____ Records provided
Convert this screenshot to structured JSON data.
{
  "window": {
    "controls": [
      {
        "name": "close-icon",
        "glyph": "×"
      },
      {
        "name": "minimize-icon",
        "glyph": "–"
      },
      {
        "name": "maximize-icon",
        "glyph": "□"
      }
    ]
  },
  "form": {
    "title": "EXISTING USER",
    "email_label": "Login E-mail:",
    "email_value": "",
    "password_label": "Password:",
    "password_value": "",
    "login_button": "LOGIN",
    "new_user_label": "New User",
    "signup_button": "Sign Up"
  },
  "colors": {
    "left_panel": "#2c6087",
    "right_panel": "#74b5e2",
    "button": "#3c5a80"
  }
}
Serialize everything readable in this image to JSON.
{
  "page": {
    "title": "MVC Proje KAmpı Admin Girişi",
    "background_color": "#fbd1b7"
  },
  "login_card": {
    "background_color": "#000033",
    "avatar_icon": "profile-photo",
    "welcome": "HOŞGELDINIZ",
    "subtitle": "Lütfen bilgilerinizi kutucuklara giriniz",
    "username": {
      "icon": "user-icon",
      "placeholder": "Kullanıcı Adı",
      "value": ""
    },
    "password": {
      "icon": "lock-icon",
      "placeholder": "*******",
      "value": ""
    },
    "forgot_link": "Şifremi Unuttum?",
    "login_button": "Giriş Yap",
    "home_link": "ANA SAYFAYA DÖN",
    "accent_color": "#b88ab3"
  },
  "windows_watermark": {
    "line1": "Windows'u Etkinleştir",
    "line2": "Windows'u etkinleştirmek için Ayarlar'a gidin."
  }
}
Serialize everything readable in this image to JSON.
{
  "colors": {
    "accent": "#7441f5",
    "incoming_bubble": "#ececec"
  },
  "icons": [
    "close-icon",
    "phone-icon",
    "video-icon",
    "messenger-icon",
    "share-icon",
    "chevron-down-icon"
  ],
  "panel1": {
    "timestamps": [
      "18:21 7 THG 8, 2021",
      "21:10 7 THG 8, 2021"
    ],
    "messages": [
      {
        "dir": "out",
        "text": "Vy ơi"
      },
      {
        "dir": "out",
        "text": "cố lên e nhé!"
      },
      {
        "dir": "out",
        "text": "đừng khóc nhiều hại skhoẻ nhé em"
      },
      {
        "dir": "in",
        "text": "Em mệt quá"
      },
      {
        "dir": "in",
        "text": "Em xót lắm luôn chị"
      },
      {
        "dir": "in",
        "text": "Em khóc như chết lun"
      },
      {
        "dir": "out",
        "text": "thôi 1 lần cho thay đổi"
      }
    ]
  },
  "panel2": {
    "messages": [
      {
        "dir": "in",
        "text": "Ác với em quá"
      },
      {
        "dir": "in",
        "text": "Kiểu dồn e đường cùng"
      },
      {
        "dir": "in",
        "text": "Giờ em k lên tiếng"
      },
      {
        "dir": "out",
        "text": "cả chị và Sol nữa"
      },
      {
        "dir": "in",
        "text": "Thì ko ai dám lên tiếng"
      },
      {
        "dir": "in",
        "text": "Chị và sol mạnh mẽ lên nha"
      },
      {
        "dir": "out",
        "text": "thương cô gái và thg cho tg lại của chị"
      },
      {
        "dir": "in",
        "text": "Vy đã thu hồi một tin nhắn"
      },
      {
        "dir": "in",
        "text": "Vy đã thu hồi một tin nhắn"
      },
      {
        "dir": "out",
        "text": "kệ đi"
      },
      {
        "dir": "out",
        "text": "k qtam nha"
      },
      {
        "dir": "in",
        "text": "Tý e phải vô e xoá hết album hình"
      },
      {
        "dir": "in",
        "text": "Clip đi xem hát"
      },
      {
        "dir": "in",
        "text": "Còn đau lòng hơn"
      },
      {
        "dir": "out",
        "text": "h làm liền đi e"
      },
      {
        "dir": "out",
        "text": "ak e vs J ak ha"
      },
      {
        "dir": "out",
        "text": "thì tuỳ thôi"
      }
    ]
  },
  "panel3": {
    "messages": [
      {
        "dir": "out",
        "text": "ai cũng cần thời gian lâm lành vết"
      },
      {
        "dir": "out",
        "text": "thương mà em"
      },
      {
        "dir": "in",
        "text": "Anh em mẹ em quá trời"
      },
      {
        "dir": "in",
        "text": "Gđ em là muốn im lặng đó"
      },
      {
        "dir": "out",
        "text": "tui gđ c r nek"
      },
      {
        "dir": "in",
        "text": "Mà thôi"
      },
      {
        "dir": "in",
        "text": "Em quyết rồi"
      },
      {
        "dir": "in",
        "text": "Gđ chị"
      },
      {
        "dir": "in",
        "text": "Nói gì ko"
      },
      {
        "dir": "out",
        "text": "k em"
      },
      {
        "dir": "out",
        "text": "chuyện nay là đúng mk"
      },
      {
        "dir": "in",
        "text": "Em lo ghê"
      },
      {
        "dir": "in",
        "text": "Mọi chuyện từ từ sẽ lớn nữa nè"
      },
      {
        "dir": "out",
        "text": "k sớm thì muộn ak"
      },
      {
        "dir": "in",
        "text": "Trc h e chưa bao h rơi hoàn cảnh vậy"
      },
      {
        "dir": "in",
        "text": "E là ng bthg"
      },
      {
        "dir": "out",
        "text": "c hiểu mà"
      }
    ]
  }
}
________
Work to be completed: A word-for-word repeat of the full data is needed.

Answer below:
Convert this screenshot to structured JSON data.
{
  "window": {
    "controls": [
      {
        "name": "close-icon",
        "glyph": "×"
      },
      {
        "name": "minimize-icon",
        "glyph": "–"
      },
      {
        "name": "maximize-icon",
        "glyph": "□"
      }
    ]
  },
  "form": {
    "title": "EXISTING USER",
    "email_label": "Login E-mail:",
    "email_value": "",
    "password_label": "Password:",
    "password_value": "",
    "login_button": "LOGIN",
    "new_user_label": "New User",
    "signup_button": "Sign Up"
  },
  "colors": {
    "left_panel": "#2c6087",
    "right_panel": "#74b5e2",
    "button": "#3c5a80"
  }
}
Serialize everything readable in this image to JSON.
{
  "page": {
    "title": "MVC Proje KAmpı Admin Girişi",
    "background_color": "#fbd1b7"
  },
  "login_card": {
    "background_color": "#000033",
    "avatar_icon": "profile-photo",
    "welcome": "HOŞGELDINIZ",
    "subtitle": "Lütfen bilgilerinizi kutucuklara giriniz",
    "username": {
      "icon": "user-icon",
      "placeholder": "Kullanıcı Adı",
      "value": ""
    },
    "password": {
      "icon": "lock-icon",
      "placeholder": "*******",
      "value": ""
    },
    "forgot_link": "Şifremi Unuttum?",
    "login_button": "Giriş Yap",
    "home_link": "ANA SAYFAYA DÖN",
    "accent_color": "#b88ab3"
  },
  "windows_watermark": {
    "line1": "Windows'u Etkinleştir",
    "line2": "Windows'u etkinleştirmek için Ayarlar'a gidin."
  }
}
Serialize everything readable in this image to JSON.
{
  "colors": {
    "accent": "#7441f5",
    "incoming_bubble": "#ececec"
  },
  "icons": [
    "close-icon",
    "phone-icon",
    "video-icon",
    "messenger-icon",
    "share-icon",
    "chevron-down-icon"
  ],
  "panel1": {
    "timestamps": [
      "18:21 7 THG 8, 2021",
      "21:10 7 THG 8, 2021"
    ],
    "messages": [
      {
        "dir": "out",
        "text": "Vy ơi"
      },
      {
        "dir": "out",
        "text": "cố lên e nhé!"
      },
      {
        "dir": "out",
        "text": "đừng khóc nhiều hại skhoẻ nhé em"
      },
      {
        "dir": "in",
        "text": "Em mệt quá"
      },
      {
        "dir": "in",
        "text": "Em xót lắm luôn chị"
      },
      {
        "dir": "in",
        "text": "Em khóc như chết lun"
      },
      {
        "dir": "out",
        "text": "thôi 1 lần cho thay đổi"
      }
    ]
  },
  "panel2": {
    "messages": [
      {
        "dir": "in",
        "text": "Ác với em quá"
      },
      {
        "dir": "in",
        "text": "Kiểu dồn e đường cùng"
      },
      {
        "dir": "in",
        "text": "Giờ em k lên tiếng"
      },
      {
        "dir": "out",
        "text": "cả chị và Sol nữa"
      },
      {
        "dir": "in",
        "text": "Thì ko ai dám lên tiếng"
      },
      {
        "dir": "in",
        "text": "Chị và sol mạnh mẽ lên nha"
      },
      {
        "dir": "out",
        "text": "thương cô gái và thg cho tg lại của chị"
      },
      {
        "dir": "in",
        "text": "Vy đã thu hồi một tin nhắn"
      },
      {
        "dir": "in",
        "text": "Vy đã thu hồi một tin nhắn"
      },
      {
        "dir": "out",
        "text": "kệ đi"
      },
      {
        "dir": "out",
        "text": "k qtam nha"
      },
      {
        "dir": "in",
        "text": "Tý e phải vô e xoá hết album hình"
      },
      {
        "dir": "in",
        "text": "Clip đi xem hát"
      },
      {
        "dir": "in",
        "text": "Còn đau lòng hơn"
      },
      {
        "dir": "out",
        "text": "h làm liền đi e"
      },
      {
        "dir": "out",
        "text": "ak e vs J ak ha"
      },
      {
        "dir": "out",
        "text": "thì tuỳ thôi"
      }
    ]
  },
  "panel3": {
    "messages": [
      {
        "dir": "out",
        "text": "ai cũng cần thời gian lâm lành vết"
      },
      {
        "dir": "out",
        "text": "thương mà em"
      },
      {
        "dir": "in",
        "text": "Anh em mẹ em quá trời"
      },
      {
        "dir": "in",
        "text": "Gđ em là muốn im lặng đó"
      },
      {
        "dir": "out",
        "text": "tui gđ c r nek"
      },
      {
        "dir": "in",
        "text": "Mà thôi"
      },
      {
        "dir": "in",
        "text": "Em quyết rồi"
      },
      {
        "dir": "in",
        "text": "Gđ chị"
      },
      {
        "dir": "in",
        "text": "Nói gì ko"
      },
      {
        "dir": "out",
        "text": "k em"
      },
      {
        "dir": "out",
        "text": "chuyện nay là đúng mk"
      },
      {
        "dir": "in",
        "text": "Em lo ghê"
      },
      {
        "dir": "in",
        "text": "Mọi chuyện từ từ sẽ lớn nữa nè"
      },
      {
        "dir": "out",
        "text": "k sớm thì muộn ak"
      },
      {
        "dir": "in",
        "text": "Trc h e chưa bao h rơi hoàn cảnh vậy"
      },
      {
        "dir": "in",
        "text": "E là ng bthg"
      },
      {
        "dir": "out",
        "text": "c hiểu mà"
      }
    ]
  }
}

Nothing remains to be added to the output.